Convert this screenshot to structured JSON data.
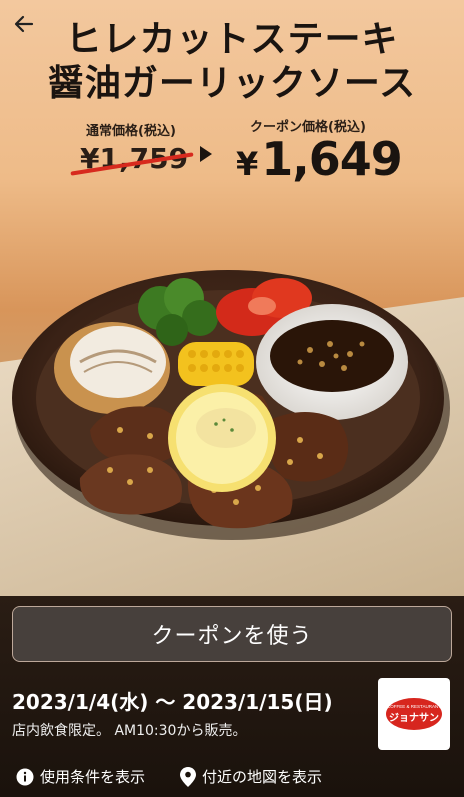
{
  "title": {
    "line1": "ヒレカットステーキ",
    "line2": "醤油ガーリックソース"
  },
  "regular": {
    "label": "通常価格(税込)",
    "price": "¥1,759"
  },
  "coupon": {
    "label": "クーポン価格(税込)",
    "yen": "¥",
    "price": "1,649"
  },
  "use_button": "クーポンを使う",
  "period": "2023/1/4(水) 〜 2023/1/15(日)",
  "note": "店内飲食限定。 AM10:30から販売。",
  "links": {
    "terms": "使用条件を表示",
    "map": "付近の地図を表示"
  },
  "logo": {
    "small": "COFFEE & RESTAURANT",
    "big": "ジョナサン"
  },
  "colors": {
    "strike": "#d72a1e",
    "button_bg": "#47403c",
    "logo_red": "#d7261e"
  }
}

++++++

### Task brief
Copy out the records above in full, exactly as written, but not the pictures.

### Output for this task
Convert this screenshot to structured JSON data.
{
  "title": {
    "line1": "ヒレカットステーキ",
    "line2": "醤油ガーリックソース"
  },
  "regular": {
    "label": "通常価格(税込)",
    "price": "¥1,759"
  },
  "coupon": {
    "label": "クーポン価格(税込)",
    "yen": "¥",
    "price": "1,649"
  },
  "use_button": "クーポンを使う",
  "period": "2023/1/4(水) 〜 2023/1/15(日)",
  "note": "店内飲食限定。 AM10:30から販売。",
  "links": {
    "terms": "使用条件を表示",
    "map": "付近の地図を表示"
  },
  "logo": {
    "small": "COFFEE & RESTAURANT",
    "big": "ジョナサン"
  },
  "colors": {
    "strike": "#d72a1e",
    "button_bg": "#47403c",
    "logo_red": "#d7261e"
  }
}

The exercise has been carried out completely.